In your discussion, you’ll dive into the concept of correlation, causation, and lurking variables. To demonstrate this, I performed this fascinating study over the summer where I learned that taller people are better at math than short people. I know you may not believe me, but it’s true. Let me prove it to you. By the end of this video, I will have you convinced that our results are accurate. What are the various aspects of math that people need to understand? For an example, counting, addition, subtraction, fractions, decimals, and finally, geometry and algebra. We can all agree that this is the progression of mathematical ability for the average student. On our y-axis, we’ll plot heights. How much mathematical ability does a person have when they are 1 foot tall? None, they’re a baby. When a person’s 2 feet tall, they can probably count to 10. A person who’s 3 feet tall should be able to add and subtract. At 4 feet tall, they should be able to perform fractions and decimals. At 5 feet tall, they should be able to complete algebra and geometry problems. Looking at our chart, the data clearly shows that people who are taller are better at math. But what’s the problem with my study? Age. Age was never mentioned in my study. By leaving out age, I’m leaving out a confounding or lurking variable. While this is a simple example, this happens often in real life studies. This is why we need to check the reliability of our studies and consider any lurking variables that may not have been considered when conducting the study. In this week’s discussion, you will design a similar study that has a false correlation caused by other variables.

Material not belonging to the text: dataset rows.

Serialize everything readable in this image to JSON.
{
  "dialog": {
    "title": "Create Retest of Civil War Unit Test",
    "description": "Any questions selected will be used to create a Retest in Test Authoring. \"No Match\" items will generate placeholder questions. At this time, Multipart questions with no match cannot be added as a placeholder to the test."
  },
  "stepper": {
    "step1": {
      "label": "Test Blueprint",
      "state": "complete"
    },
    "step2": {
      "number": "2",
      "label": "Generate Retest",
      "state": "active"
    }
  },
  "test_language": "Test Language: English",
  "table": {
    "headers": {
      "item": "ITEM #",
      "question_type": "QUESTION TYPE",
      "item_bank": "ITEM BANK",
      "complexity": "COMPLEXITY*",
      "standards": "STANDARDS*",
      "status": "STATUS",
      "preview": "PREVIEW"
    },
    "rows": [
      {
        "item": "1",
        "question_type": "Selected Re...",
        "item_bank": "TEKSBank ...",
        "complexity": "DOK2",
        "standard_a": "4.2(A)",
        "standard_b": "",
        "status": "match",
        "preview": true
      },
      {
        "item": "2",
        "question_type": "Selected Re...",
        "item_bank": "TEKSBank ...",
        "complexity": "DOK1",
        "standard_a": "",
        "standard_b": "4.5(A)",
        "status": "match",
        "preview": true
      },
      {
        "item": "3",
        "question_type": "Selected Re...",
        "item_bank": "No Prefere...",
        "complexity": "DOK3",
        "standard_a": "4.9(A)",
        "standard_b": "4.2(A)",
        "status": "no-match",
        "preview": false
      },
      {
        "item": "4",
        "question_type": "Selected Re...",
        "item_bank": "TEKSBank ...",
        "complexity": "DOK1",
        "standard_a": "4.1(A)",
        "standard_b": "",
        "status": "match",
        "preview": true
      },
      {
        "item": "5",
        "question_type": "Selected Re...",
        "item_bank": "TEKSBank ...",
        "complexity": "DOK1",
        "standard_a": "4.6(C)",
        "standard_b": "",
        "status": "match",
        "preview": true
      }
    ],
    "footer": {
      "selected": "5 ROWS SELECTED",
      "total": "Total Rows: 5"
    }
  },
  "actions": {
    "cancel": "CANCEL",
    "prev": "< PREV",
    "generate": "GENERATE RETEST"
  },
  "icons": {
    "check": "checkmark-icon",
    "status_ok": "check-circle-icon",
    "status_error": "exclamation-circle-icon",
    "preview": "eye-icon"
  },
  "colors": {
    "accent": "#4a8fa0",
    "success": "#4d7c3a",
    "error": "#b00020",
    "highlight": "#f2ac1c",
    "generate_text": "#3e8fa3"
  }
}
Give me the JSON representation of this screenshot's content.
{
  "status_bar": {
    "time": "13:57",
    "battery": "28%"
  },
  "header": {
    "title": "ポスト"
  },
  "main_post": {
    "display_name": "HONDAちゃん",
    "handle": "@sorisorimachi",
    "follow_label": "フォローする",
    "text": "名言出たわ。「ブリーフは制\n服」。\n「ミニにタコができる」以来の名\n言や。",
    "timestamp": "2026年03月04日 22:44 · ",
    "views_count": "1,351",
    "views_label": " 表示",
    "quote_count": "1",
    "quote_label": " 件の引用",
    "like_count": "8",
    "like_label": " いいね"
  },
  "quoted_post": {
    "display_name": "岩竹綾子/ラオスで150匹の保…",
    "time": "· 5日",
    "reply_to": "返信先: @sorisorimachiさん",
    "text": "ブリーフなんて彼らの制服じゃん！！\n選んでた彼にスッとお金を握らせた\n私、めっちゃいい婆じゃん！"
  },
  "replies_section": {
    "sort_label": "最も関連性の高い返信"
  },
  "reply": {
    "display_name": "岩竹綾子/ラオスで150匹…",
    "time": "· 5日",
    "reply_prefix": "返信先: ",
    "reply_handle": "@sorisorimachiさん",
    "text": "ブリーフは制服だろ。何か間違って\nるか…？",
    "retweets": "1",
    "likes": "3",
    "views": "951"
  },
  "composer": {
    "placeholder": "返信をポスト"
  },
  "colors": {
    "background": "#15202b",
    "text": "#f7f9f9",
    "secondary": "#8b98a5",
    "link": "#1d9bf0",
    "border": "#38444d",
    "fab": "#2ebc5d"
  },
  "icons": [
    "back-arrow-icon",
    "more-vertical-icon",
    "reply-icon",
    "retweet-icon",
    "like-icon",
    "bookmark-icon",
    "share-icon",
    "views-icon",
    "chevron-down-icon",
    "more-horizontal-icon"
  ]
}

Guided Response: Your response should be a minimum of 300 words in length.